[Listed records]
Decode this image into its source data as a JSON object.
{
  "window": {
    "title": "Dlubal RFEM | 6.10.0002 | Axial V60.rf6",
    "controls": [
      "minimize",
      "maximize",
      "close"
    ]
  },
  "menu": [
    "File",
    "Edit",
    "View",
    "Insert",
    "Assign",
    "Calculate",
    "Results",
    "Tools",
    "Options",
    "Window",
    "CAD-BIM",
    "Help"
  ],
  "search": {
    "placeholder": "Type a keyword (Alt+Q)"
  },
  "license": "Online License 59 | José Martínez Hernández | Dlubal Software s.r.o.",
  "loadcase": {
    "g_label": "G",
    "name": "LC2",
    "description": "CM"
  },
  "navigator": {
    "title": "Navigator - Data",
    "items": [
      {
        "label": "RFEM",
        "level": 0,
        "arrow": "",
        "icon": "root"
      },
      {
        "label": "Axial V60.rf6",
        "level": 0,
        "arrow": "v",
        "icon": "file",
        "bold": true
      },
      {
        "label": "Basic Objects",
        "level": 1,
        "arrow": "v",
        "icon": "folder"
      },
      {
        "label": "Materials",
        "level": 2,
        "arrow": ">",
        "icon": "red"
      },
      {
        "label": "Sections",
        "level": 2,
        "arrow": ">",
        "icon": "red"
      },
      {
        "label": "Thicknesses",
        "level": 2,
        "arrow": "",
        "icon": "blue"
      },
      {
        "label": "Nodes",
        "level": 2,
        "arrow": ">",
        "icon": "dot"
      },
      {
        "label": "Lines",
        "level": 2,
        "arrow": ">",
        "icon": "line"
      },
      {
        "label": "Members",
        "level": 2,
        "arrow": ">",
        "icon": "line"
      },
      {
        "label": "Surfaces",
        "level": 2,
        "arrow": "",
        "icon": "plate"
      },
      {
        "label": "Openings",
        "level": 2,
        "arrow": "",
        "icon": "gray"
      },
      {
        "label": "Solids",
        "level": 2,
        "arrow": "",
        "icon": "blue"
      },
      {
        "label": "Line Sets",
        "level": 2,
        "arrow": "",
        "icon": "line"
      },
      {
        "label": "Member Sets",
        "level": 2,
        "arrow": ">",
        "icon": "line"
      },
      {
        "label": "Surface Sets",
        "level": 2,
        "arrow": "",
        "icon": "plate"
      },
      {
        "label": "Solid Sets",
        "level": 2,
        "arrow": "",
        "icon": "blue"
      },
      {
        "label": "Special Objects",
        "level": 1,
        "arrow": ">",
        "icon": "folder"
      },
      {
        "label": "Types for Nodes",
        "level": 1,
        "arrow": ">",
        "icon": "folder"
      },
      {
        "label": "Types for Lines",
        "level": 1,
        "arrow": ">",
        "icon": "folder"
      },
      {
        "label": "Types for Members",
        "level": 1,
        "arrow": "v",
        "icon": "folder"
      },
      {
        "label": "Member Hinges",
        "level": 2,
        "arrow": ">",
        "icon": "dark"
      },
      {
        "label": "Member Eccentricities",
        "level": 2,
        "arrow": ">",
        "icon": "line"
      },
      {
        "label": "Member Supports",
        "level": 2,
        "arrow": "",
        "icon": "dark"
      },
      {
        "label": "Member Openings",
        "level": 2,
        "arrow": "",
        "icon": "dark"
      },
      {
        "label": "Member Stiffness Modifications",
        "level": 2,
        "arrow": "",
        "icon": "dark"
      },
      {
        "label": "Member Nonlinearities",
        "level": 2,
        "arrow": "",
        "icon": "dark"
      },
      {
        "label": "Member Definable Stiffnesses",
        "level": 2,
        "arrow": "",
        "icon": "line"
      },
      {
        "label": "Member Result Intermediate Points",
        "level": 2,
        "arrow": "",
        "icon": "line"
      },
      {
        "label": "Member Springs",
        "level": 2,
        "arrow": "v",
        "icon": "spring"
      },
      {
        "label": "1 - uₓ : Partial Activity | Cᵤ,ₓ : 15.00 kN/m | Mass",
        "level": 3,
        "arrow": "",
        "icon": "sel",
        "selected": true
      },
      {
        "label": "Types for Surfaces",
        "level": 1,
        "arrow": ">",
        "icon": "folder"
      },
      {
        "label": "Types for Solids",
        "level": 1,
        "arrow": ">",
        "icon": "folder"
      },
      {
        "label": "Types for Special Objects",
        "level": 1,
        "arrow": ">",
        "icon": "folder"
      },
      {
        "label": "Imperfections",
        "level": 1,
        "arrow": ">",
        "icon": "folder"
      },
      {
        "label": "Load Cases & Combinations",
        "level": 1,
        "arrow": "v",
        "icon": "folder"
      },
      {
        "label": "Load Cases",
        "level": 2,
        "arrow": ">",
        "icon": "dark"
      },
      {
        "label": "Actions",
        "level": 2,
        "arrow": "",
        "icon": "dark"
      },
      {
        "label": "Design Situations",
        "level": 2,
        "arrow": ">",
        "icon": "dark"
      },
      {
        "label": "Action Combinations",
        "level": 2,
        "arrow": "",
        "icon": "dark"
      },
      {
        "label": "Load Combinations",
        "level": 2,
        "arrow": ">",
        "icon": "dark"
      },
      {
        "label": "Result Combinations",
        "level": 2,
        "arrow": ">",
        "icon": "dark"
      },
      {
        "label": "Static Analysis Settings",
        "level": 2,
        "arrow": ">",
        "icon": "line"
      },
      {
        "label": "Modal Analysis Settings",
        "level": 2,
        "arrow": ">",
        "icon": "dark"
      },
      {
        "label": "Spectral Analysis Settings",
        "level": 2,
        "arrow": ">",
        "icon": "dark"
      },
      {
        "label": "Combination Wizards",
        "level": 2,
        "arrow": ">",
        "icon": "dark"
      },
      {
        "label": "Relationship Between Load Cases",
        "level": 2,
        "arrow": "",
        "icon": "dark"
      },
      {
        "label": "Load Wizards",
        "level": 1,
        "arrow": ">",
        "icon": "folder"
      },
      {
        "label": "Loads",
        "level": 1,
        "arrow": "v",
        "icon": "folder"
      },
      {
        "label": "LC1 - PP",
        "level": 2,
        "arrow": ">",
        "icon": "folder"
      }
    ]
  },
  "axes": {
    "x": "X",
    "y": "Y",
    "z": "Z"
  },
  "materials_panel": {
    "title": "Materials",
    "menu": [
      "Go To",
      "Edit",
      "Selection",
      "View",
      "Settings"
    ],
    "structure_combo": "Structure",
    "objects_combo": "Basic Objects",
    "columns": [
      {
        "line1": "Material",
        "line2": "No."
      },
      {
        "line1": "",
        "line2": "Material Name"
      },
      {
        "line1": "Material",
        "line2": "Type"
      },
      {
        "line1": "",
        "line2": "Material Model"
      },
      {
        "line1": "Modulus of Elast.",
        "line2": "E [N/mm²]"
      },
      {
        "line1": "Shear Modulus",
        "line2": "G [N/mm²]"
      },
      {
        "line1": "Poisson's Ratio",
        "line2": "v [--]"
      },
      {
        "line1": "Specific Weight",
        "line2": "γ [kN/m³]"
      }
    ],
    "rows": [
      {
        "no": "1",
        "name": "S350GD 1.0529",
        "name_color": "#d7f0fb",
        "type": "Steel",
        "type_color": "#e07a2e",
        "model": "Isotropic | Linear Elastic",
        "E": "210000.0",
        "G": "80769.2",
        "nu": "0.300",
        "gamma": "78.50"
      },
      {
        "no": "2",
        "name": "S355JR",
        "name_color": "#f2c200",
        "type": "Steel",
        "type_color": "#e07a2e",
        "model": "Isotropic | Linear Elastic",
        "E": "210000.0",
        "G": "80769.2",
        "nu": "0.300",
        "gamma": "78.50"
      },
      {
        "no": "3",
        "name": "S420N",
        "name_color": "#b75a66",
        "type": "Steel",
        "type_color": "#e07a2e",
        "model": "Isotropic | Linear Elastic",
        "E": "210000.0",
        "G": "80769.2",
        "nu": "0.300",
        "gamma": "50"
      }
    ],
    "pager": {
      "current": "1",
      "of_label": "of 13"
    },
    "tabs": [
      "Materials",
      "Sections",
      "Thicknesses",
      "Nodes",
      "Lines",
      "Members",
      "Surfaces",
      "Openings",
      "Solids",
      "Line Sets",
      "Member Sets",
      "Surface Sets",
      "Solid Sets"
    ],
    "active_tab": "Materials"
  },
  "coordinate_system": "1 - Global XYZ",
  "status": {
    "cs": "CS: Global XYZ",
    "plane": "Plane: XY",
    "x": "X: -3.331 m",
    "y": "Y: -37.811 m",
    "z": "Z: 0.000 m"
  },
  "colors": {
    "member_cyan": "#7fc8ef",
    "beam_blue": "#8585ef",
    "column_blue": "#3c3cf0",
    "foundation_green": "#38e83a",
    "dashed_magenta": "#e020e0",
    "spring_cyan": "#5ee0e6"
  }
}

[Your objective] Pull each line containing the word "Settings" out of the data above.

[Exercise solution]
        "label": "Static Analysis Settings",
        "label": "Modal Analysis Settings",
        "label": "Spectral Analysis Settings",
      "Settings"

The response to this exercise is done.